Several Senators have spoken on a records centre and the commitment given in October to a national memorial and records centre. We reiterate our commitment to that. We will engage with survivors regarding the location and how the material in that record centre will be handled. We must remember that we must protect individuals' privacy and balance that with the individuals who have given testimony. I am sure Senators will know of some survivors who do not want their own very private information being looked at by researchers and the like. We must respect that as well. I have always thought, influenced by the work done by others on what this centre would look like, that this would be an academic centre in terms of the records but also a place where we can provide a living history of what happened in these institutions. The Leader and others have spoken of the need for the testimonies of women to be heard and to be the part of the report that shines out most. The people who curate museums know how to bring together apt and appropriate audiovisual representations of history. They could go a long way in ensuring that every personal account, all 550 of them, could be read onto the record and that there as a constant oral reminder of what happened.

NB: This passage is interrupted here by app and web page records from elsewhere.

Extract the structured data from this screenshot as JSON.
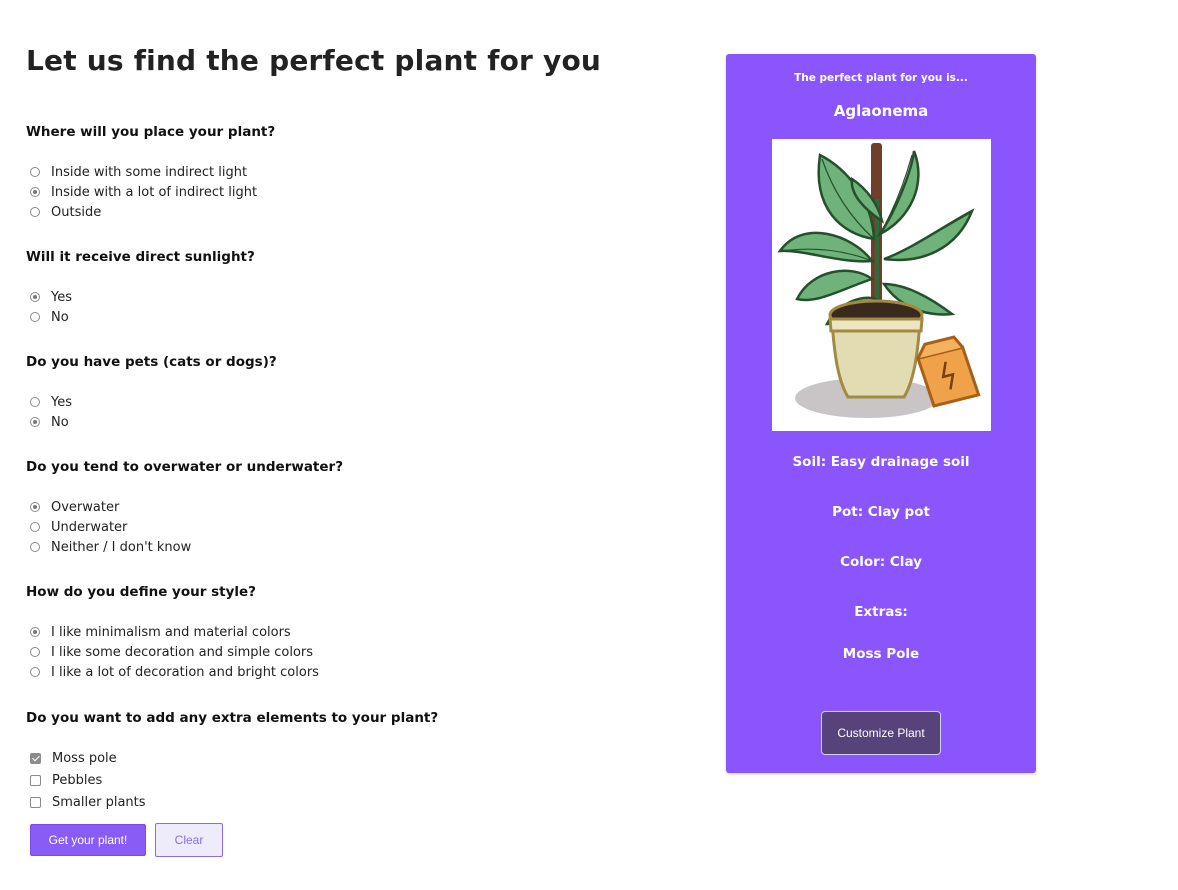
{
  "page_title": "Let us find the perfect plant for you",
  "questions": {
    "placement": {
      "label": "Where will you place your plant?",
      "options": [
        "Inside with some indirect light",
        "Inside with a lot of indirect light",
        "Outside"
      ],
      "selected": "Inside with a lot of indirect light"
    },
    "sunlight": {
      "label": "Will it receive direct sunlight?",
      "options": [
        "Yes",
        "No"
      ],
      "selected": "Yes"
    },
    "pets": {
      "label": "Do you have pets (cats or dogs)?",
      "options": [
        "Yes",
        "No"
      ],
      "selected": "No"
    },
    "watering": {
      "label": "Do you tend to overwater or underwater?",
      "options": [
        "Overwater",
        "Underwater",
        "Neither / I don't know"
      ],
      "selected": "Overwater"
    },
    "style": {
      "label": "How do you define your style?",
      "options": [
        "I like minimalism and material colors",
        "I like some decoration and simple colors",
        "I like a lot of decoration and bright colors"
      ],
      "selected": "I like minimalism and material colors"
    },
    "extras": {
      "label": "Do you want to add any extra elements to your plant?",
      "options": [
        "Moss pole",
        "Pebbles",
        "Smaller plants"
      ],
      "checked": [
        "Moss pole"
      ]
    }
  },
  "buttons": {
    "submit_label": "Get your plant!",
    "clear_label": "Clear"
  },
  "result": {
    "heading": "The perfect plant for you is...",
    "plant_name": "Aglaonema",
    "image_icon": "potted-plant-illustration",
    "soil": "Soil: Easy drainage soil",
    "pot": "Pot: Clay pot",
    "color": "Color: Clay",
    "extras_label": "Extras:",
    "extras_value": "Moss Pole",
    "customize_label": "Customize Plant"
  },
  "colors": {
    "accent": "#8b55fd",
    "button_primary": "#8a5cf6",
    "customize_button": "#55437a"
  }
}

This area is not my forte. I believe, however, that those who understand how best to represent history in ways that are not just words on a page but are visual, audio or a combination of media could go a long way to making sure that what our generation and future generations see is the lived truth of the women and children who were in these and so many other institutions. As I said, the Government has given a commitment to develop that and to work with survivors' groups to ensure we have an archive of that knowledge and a wider sense of commemoration is also provided for. I look forward to continued engagement with Members of the House next week.

I thank the Minister for coming into the House and all the Senators who made important contributions.

Debate adjourned.

When is it proposed to sit again?

Next Tuesday at 10.30 a.m. in the Dáil Chamber.

The Seanad adjourned at 6.41 p.m. until 10.30 a.m. on Tuesday, 26 January 2021.